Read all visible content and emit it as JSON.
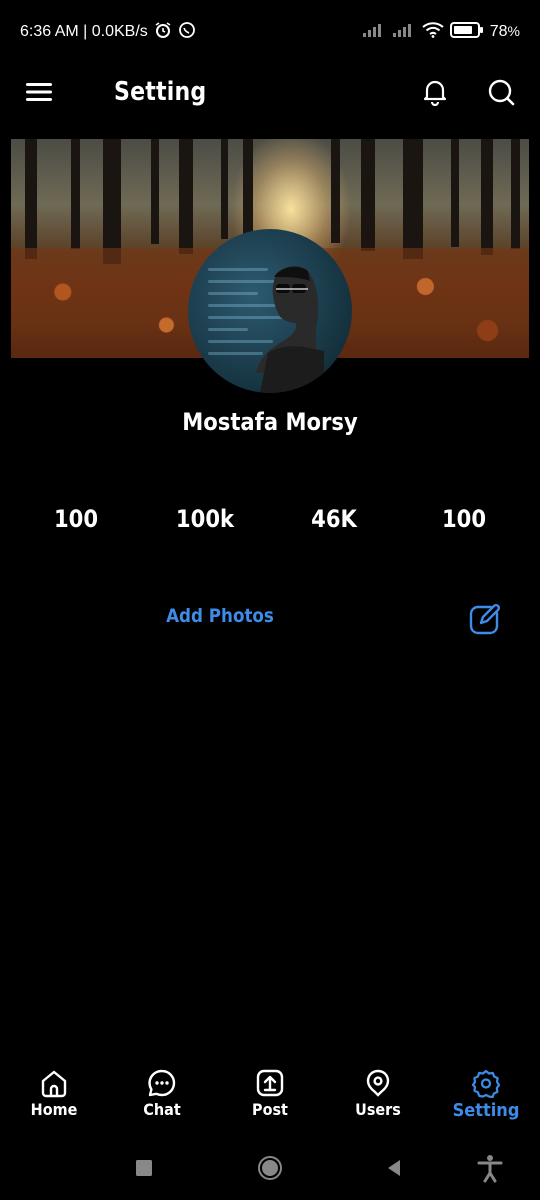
{
  "status_bar": {
    "time_speed": "6:36 AM | 0.0KB/s",
    "battery": "78",
    "battery_unit": "%"
  },
  "app_bar": {
    "title": "Setting"
  },
  "profile": {
    "name": "Mostafa Morsy"
  },
  "stats": [
    "100",
    "100k",
    "46K",
    "100"
  ],
  "actions": {
    "add_photos": "Add Photos"
  },
  "bottom_nav": {
    "items": [
      {
        "label": "Home",
        "icon": "home-icon"
      },
      {
        "label": "Chat",
        "icon": "chat-icon"
      },
      {
        "label": "Post",
        "icon": "post-icon"
      },
      {
        "label": "Users",
        "icon": "location-icon"
      },
      {
        "label": "Setting",
        "icon": "gear-icon"
      }
    ],
    "active": "Setting",
    "active_color": "#3d8ce8"
  }
}
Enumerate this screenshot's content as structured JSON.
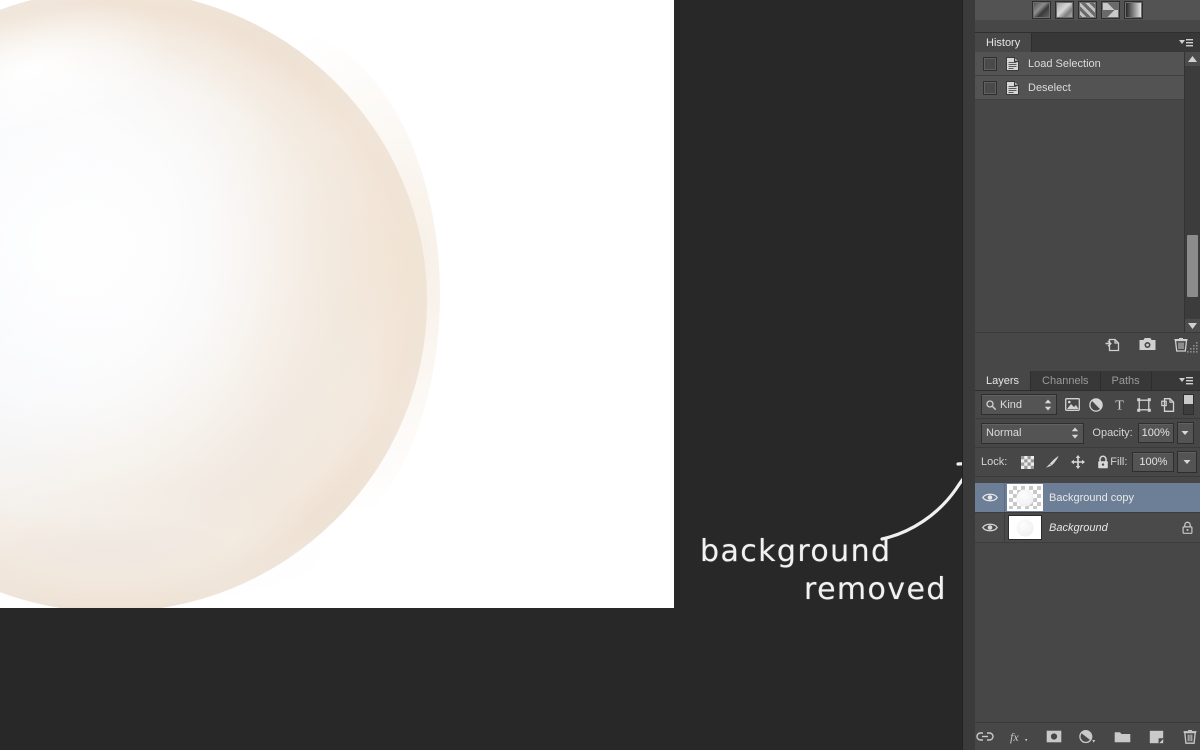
{
  "app": {
    "workspace_bg": "#282828",
    "panel_bg": "#474747",
    "selection_blue": "#6d7f96"
  },
  "canvas": {
    "name": "document-canvas",
    "subject": "white ceramic plate on white background",
    "bg_color": "#ffffff"
  },
  "annotation": {
    "text": "background\nremoved",
    "line1": "background",
    "line2": "removed",
    "color": "#f2f2f2",
    "arrow": "curved-arrow-pointing-up-right"
  },
  "presets": {
    "name": "gradient-preset-strip",
    "swatches": [
      "gradient-swatch-dark-diagonal",
      "gradient-swatch-light-diagonal",
      "gradient-swatch-zigzag",
      "gradient-swatch-bowtie",
      "gradient-swatch-black-to-white"
    ]
  },
  "history": {
    "tab_label": "History",
    "menu_icon": "panel-menu-icon",
    "states": [
      {
        "label": "Load Selection",
        "icon": "history-state-icon",
        "checked": false
      },
      {
        "label": "Deselect",
        "icon": "history-state-icon",
        "checked": false
      }
    ],
    "footer_buttons": [
      {
        "name": "new-document-from-state-button",
        "icon": "new-doc-icon"
      },
      {
        "name": "new-snapshot-button",
        "icon": "camera-icon"
      },
      {
        "name": "delete-state-button",
        "icon": "trash-icon"
      }
    ],
    "scrollbar": {
      "name": "history-scrollbar",
      "up": "▲",
      "down": "▼"
    }
  },
  "layers": {
    "tabs": [
      {
        "label": "Layers",
        "active": true
      },
      {
        "label": "Channels",
        "active": false
      },
      {
        "label": "Paths",
        "active": false
      }
    ],
    "menu_icon": "panel-menu-icon",
    "filter": {
      "label": "Kind",
      "search_icon": "search-icon",
      "stepper_icon": "stepper-arrows-icon",
      "type_buttons": [
        {
          "name": "filter-pixel-layers-button",
          "icon": "image-icon"
        },
        {
          "name": "filter-adjustment-layers-button",
          "icon": "half-circle-icon"
        },
        {
          "name": "filter-type-layers-button",
          "icon": "text-T-icon"
        },
        {
          "name": "filter-shape-layers-button",
          "icon": "shape-bounds-icon"
        },
        {
          "name": "filter-smart-objects-button",
          "icon": "smart-object-icon"
        }
      ],
      "toggle_name": "filter-enable-toggle"
    },
    "blend_mode": "Normal",
    "opacity_label": "Opacity:",
    "opacity_value": "100%",
    "lock_label": "Lock:",
    "lock_buttons": [
      {
        "name": "lock-transparent-pixels-button",
        "icon": "checkerboard-icon"
      },
      {
        "name": "lock-image-pixels-button",
        "icon": "brush-icon"
      },
      {
        "name": "lock-position-button",
        "icon": "move-arrows-icon"
      },
      {
        "name": "lock-all-button",
        "icon": "lock-icon"
      }
    ],
    "fill_label": "Fill:",
    "fill_value": "100%",
    "rows": [
      {
        "name": "Background copy",
        "selected": true,
        "visible": true,
        "italic": false,
        "locked": false,
        "thumbnail": "transparent-checkerboard-with-plate"
      },
      {
        "name": "Background",
        "selected": false,
        "visible": true,
        "italic": true,
        "locked": true,
        "thumbnail": "white-background-with-plate"
      }
    ],
    "footer_buttons": [
      {
        "name": "link-layers-button",
        "icon": "link-icon"
      },
      {
        "name": "layer-style-button",
        "icon": "fx-icon"
      },
      {
        "name": "add-layer-mask-button",
        "icon": "mask-icon"
      },
      {
        "name": "new-adjustment-layer-button",
        "icon": "half-circle-icon"
      },
      {
        "name": "new-group-button",
        "icon": "folder-icon"
      },
      {
        "name": "new-layer-button",
        "icon": "new-layer-icon"
      },
      {
        "name": "delete-layer-button",
        "icon": "trash-icon"
      }
    ]
  }
}
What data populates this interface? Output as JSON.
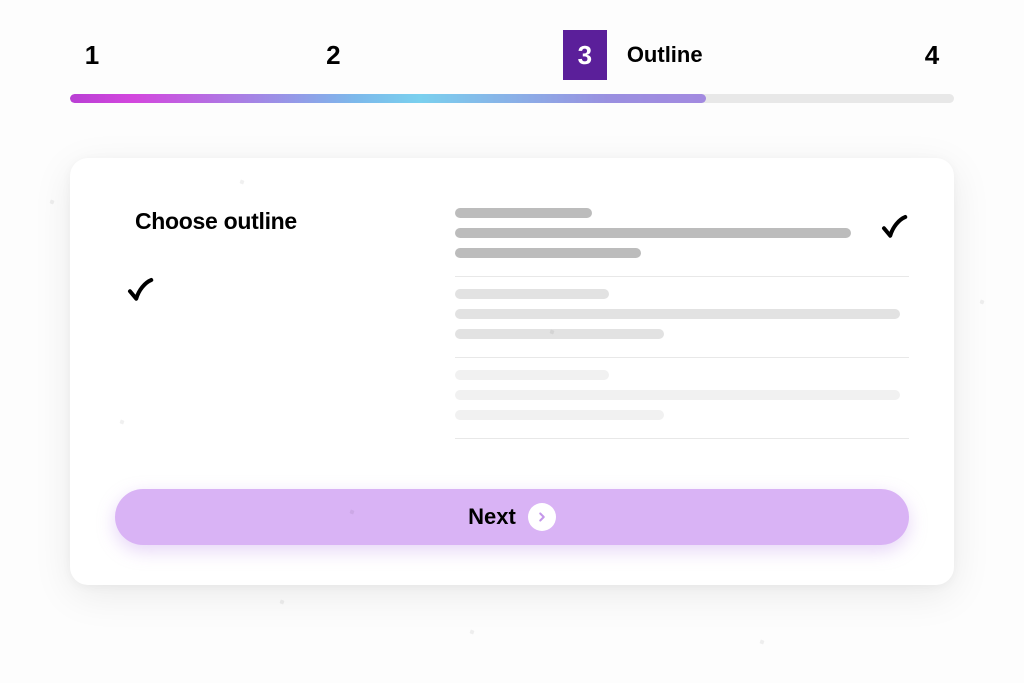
{
  "stepper": {
    "steps": [
      {
        "number": "1",
        "label": ""
      },
      {
        "number": "2",
        "label": ""
      },
      {
        "number": "3",
        "label": "Outline"
      },
      {
        "number": "4",
        "label": ""
      }
    ],
    "active_index": 2,
    "progress_percent": 72
  },
  "card": {
    "title": "Choose outline",
    "next_label": "Next"
  }
}
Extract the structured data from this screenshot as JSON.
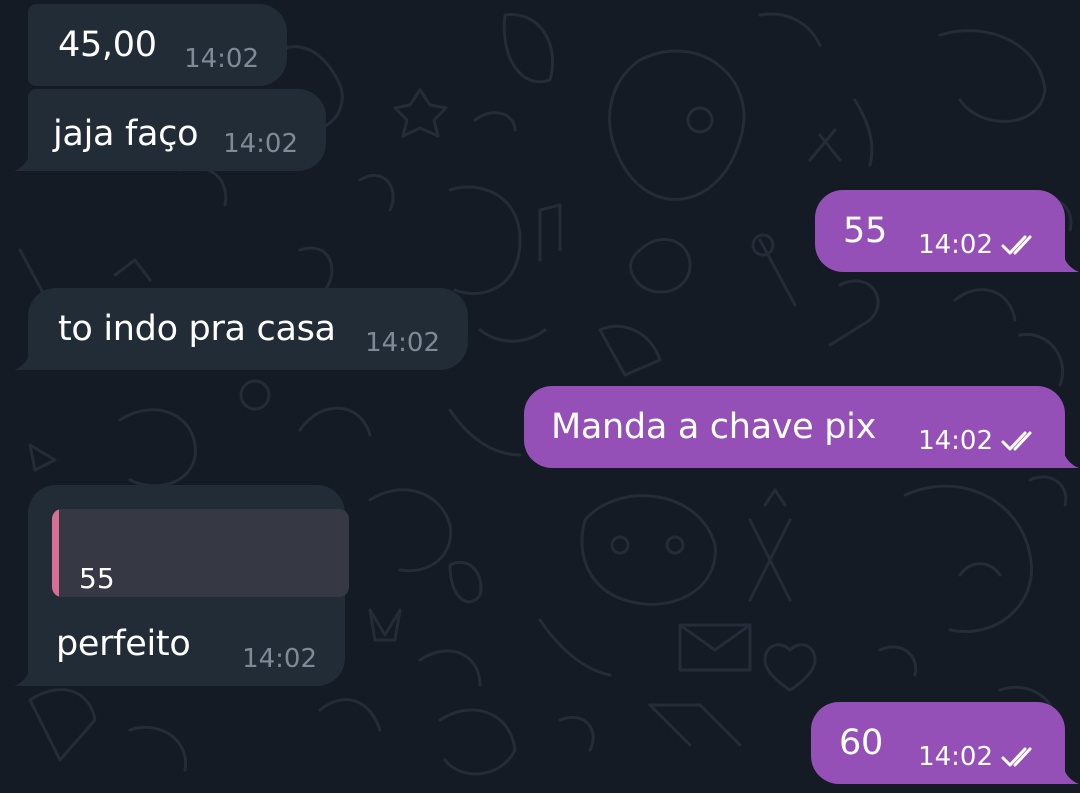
{
  "chat": {
    "messages": [
      {
        "direction": "incoming",
        "text": "45,00",
        "time": "14:02"
      },
      {
        "direction": "incoming",
        "text": "jaja faço",
        "time": "14:02"
      },
      {
        "direction": "outgoing",
        "text": "55",
        "time": "14:02",
        "status_icon": "double-check-icon"
      },
      {
        "direction": "incoming",
        "text": "to indo pra casa",
        "time": "14:02"
      },
      {
        "direction": "outgoing",
        "text": "Manda a chave pix",
        "time": "14:02",
        "status_icon": "double-check-icon"
      },
      {
        "direction": "incoming",
        "reply_to": "55",
        "text": "perfeito",
        "time": "14:02"
      },
      {
        "direction": "outgoing",
        "text": "60",
        "time": "14:02",
        "status_icon": "double-check-icon"
      }
    ]
  },
  "colors": {
    "background": "#151b24",
    "incoming_bubble": "#222c36",
    "outgoing_bubble": "#9550b8",
    "reply_accent": "#d76f93"
  }
}
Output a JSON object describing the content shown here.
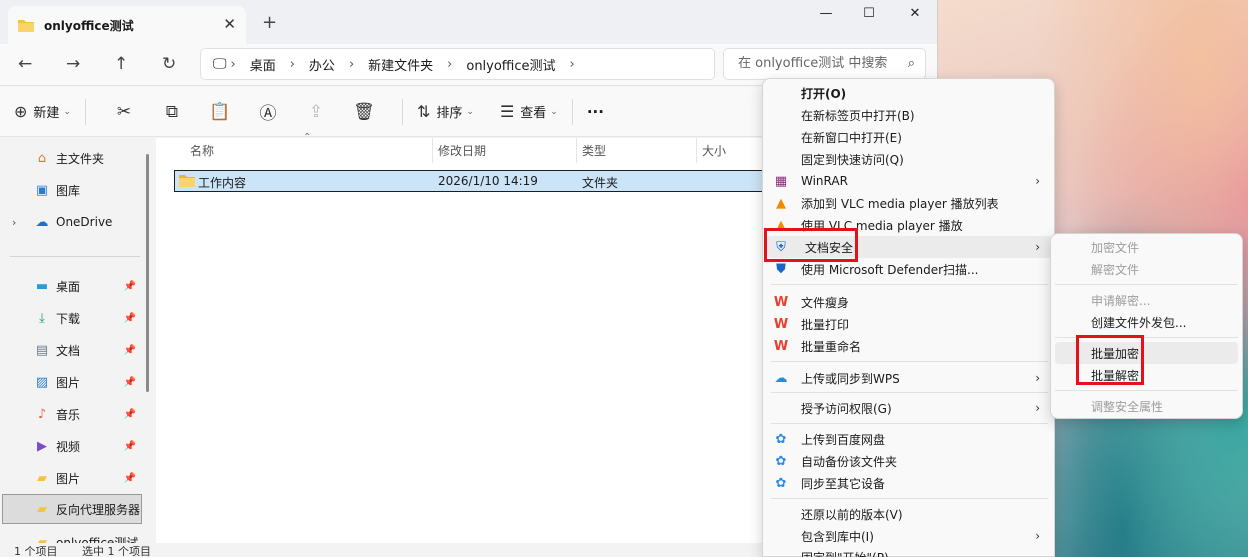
{
  "colors": {
    "highlight_box": "#e4101a",
    "selection": "#cce4f7",
    "folder": "#f5c244",
    "accent": "#0067c0"
  },
  "window": {
    "tab_title": "onlyoffice测试",
    "tab_icon": "folder-icon",
    "controls": [
      "minimize-icon",
      "maximize-icon",
      "close-icon"
    ]
  },
  "address": {
    "crumbs": [
      "桌面",
      "办公",
      "新建文件夹",
      "onlyoffice测试"
    ],
    "search_placeholder": "在 onlyoffice测试 中搜索"
  },
  "toolbar": {
    "new_label": "新建",
    "sort_label": "排序",
    "view_label": "查看",
    "more_label": "···",
    "icons": [
      "cut-icon",
      "copy-icon",
      "paste-icon",
      "rename-icon",
      "share-icon",
      "delete-icon"
    ]
  },
  "nav": {
    "items": [
      {
        "label": "主文件夹",
        "icon": "home-icon"
      },
      {
        "label": "图库",
        "icon": "gallery-icon"
      },
      {
        "label": "OneDrive",
        "icon": "cloud-icon"
      },
      {
        "label": "桌面",
        "icon": "desktop-icon"
      },
      {
        "label": "下载",
        "icon": "download-icon"
      },
      {
        "label": "文档",
        "icon": "document-icon"
      },
      {
        "label": "图片",
        "icon": "pictures-icon"
      },
      {
        "label": "音乐",
        "icon": "music-icon"
      },
      {
        "label": "视频",
        "icon": "video-icon"
      },
      {
        "label": "图片",
        "icon": "folder-icon"
      },
      {
        "label": "反向代理服务器",
        "icon": "folder-icon"
      },
      {
        "label": "onlyoffice测试",
        "icon": "folder-icon"
      }
    ]
  },
  "columns": {
    "name": "名称",
    "modified": "修改日期",
    "type": "类型",
    "size": "大小"
  },
  "files": [
    {
      "name": "工作内容",
      "modified": "2026/1/10 14:19",
      "type": "文件夹",
      "icon": "folder-icon"
    }
  ],
  "status": {
    "count": "1 个项目",
    "selected": "选中 1 个项目"
  },
  "context_menu": {
    "items": [
      {
        "label": "打开(O)",
        "bold": true
      },
      {
        "label": "在新标签页中打开(B)"
      },
      {
        "label": "在新窗口中打开(E)"
      },
      {
        "label": "固定到快速访问(Q)"
      },
      {
        "label": "WinRAR",
        "icon": "winrar-icon",
        "submenu": true
      },
      {
        "label": "添加到 VLC media player 播放列表",
        "icon": "vlc-icon"
      },
      {
        "label": "使用 VLC media player 播放",
        "icon": "vlc-icon"
      },
      {
        "label": "文档安全",
        "icon": "shield-icon",
        "submenu": true
      },
      {
        "label": "使用 Microsoft Defender扫描...",
        "icon": "defender-icon"
      },
      {
        "label": "文件瘦身",
        "icon": "wps-icon"
      },
      {
        "label": "批量打印",
        "icon": "wps-icon"
      },
      {
        "label": "批量重命名",
        "icon": "wps-icon"
      },
      {
        "label": "上传或同步到WPS",
        "icon": "wps-cloud-icon",
        "submenu": true
      },
      {
        "label": "授予访问权限(G)",
        "submenu": true
      },
      {
        "label": "上传到百度网盘",
        "icon": "baidu-icon"
      },
      {
        "label": "自动备份该文件夹",
        "icon": "baidu-icon"
      },
      {
        "label": "同步至其它设备",
        "icon": "baidu-icon"
      },
      {
        "label": "还原以前的版本(V)"
      },
      {
        "label": "包含到库中(I)",
        "submenu": true
      },
      {
        "label": "固定到\"开始\"(P)"
      }
    ]
  },
  "submenu": {
    "items": [
      {
        "label": "加密文件",
        "disabled": true
      },
      {
        "label": "解密文件",
        "disabled": true
      },
      {
        "label": "申请解密...",
        "disabled": true
      },
      {
        "label": "创建文件外发包..."
      },
      {
        "label": "批量加密"
      },
      {
        "label": "批量解密"
      },
      {
        "label": "调整安全属性",
        "disabled": true
      }
    ]
  }
}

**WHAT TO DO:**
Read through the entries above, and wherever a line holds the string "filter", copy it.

**RESPONSE:**
    "filter": {
          "name": "filter-pixel-layers-button",
          "name": "filter-adjustment-layers-button",
          "name": "filter-type-layers-button",
          "name": "filter-shape-layers-button",
          "name": "filter-smart-objects-button",
      "toggle_name": "filter-enable-toggle"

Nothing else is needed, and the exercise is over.